#### Dataset entries ####

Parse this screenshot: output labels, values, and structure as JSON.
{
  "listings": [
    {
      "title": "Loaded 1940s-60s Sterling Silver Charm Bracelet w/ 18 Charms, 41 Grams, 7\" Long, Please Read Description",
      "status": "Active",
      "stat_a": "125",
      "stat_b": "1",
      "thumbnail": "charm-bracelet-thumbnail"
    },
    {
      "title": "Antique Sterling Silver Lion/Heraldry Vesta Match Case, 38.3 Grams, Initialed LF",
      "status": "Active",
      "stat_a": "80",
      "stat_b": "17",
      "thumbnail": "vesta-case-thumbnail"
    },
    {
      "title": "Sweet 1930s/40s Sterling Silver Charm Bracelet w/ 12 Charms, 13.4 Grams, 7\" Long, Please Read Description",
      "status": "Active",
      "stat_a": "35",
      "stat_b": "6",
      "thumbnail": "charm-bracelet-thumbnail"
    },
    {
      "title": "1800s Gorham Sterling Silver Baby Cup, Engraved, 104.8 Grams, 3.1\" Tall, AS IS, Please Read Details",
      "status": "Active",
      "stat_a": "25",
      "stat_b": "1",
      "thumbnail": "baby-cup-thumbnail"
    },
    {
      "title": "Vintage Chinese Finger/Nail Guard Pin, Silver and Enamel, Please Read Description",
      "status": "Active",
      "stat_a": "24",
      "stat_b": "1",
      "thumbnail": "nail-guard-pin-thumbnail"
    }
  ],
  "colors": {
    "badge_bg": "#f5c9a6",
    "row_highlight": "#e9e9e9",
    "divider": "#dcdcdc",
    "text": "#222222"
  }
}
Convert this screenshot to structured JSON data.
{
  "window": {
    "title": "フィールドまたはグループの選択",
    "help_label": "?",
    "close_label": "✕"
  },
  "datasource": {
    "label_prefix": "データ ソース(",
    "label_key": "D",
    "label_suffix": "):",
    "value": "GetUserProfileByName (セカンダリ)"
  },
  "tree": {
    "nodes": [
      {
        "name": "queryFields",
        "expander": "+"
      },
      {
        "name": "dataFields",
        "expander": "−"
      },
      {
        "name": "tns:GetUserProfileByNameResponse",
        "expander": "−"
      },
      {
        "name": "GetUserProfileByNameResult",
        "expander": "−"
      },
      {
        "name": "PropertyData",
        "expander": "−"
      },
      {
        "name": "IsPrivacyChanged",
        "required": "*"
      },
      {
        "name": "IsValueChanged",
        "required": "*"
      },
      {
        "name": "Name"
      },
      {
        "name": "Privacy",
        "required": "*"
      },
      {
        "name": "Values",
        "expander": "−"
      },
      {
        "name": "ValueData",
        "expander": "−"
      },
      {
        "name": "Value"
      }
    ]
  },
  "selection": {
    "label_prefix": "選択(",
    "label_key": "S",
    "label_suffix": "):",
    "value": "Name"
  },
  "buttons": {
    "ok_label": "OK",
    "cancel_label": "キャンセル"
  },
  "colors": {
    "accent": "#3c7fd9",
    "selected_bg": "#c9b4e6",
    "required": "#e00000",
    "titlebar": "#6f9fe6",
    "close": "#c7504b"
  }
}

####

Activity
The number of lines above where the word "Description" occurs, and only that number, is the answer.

Response
3